Now, Keay argues, the country has ended up in a state of “ideological limbo” as far as energy policy is concerned. “Governments are, in principle, committed to markets, but they have to keep intervening in practice, both to meet their carbon objectives and to offset their earlier interventions.”
Oxford Institute for Energy Studies’ work concluded that it is, therefore, “difficult to see a clear way forward for the technology”, given that, in the present state of uncertainty, a clear vision of a hydrogen-based energy economy is needed.
However, others in the energy industry are more optimistic about the prospects for hydrogen. Network companies are doing a lot of work on the feasibility of using the fuel.
In a column for Utility Week, Northern Gas Networks chief executive Mark Horsley says the opportunity to repurpose the gas network to transport a zero-carbon gas such as hydrogen could be “transformational” for heat, making this alternative gas a cornerstone of a diverse and sustainable low-carbon energy mix. “The UK government has recognised hydrogen as a key pathway to decarbonising heat and there are currently several significant hydrogen projects under way in the UK testing different scenarios and advocating various approaches.”
Work in progress
The H21 Leeds City Gate project is a study being carried out by Northern Gas Networks and Wales & West Utilities to determine the feasibility, from both a technical and economic viewpoint, of converting the existing natural gas network in Leeds to transport hydrogen.
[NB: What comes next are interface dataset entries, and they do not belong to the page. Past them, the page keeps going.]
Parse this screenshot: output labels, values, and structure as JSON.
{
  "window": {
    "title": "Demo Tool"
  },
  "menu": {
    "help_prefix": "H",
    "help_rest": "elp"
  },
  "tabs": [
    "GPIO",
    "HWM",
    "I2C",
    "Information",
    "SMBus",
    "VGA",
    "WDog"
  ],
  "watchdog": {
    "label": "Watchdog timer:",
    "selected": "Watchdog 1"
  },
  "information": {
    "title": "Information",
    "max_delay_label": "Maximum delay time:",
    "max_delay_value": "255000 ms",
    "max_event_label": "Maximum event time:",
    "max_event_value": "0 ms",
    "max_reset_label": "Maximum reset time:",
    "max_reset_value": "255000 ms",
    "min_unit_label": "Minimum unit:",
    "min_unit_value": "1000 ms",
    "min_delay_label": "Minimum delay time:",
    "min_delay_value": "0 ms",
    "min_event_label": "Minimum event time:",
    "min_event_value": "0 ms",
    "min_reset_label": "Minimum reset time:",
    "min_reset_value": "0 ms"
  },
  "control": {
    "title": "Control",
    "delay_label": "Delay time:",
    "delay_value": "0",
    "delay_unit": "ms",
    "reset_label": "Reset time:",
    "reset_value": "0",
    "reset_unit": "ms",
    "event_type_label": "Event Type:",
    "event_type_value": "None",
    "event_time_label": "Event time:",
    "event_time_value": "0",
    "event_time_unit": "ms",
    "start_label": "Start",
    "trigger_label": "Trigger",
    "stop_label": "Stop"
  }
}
The project has been designed to minimise disruption for existing customers and to deliver heat at the same cost as natural gas. It has shown that:
- The gas network has the correct capacity for such a conversion, which would reduce heat emissions by around 73 per cent reduction.
- The network can be converted incrementally to minimise disruption to customers.
- Minimal new energy infrastructure is required compared to alternatives.
- The existing heat demand for Leeds could be met via steam methane reforming and salt cavern storage using technology in use around the world today.
HyDeploy is an energy trial being hosted at Keele University, Staffordshire, to establish the potential for blending hydrogen into the normal gas supply.
The project is funded by Ofgem’s Gas Network Innovation Competition, Cadent and Northern Gas Networks. Subject to Health & Safety Executive approval, the aim is to run a year-long live trial of blended gas starting in 2019.
In summary, the research aims to:
- Establish and demonstrate the level of hydrogen blended with natural gas that can be distributed and used safely in the UK (up to 20 per cent).
- Provide practical evidence that a hydrogen blended gas can be delivered and used without disruption to gas customers.
- Collate data about how a sample of current UK gas appliances work with hydrogen blended gas.
- Inform the national debate over routes to decarbonisation.
The £25 million Hydrogen for Heat Programme – commissioned by the Department for Business, Energy and Industrial Strategy – will look at the feasibility of converting a small village or estate to use hydrogen for cooking and heating instead of natural gas.
The Arup-led consortium will explore the practicalities of using the zero-carbon gas in homes and will facilitate the design and manufacture of new appliances such as fires, cookers and boilers, for both domestic and commercial use.
The project, expected to run until March 2021, will explore public attitudes to changing to hydrogen. Ultimately, it will have laid all the groundwork for the demonstration of a pilot project in a village or small town.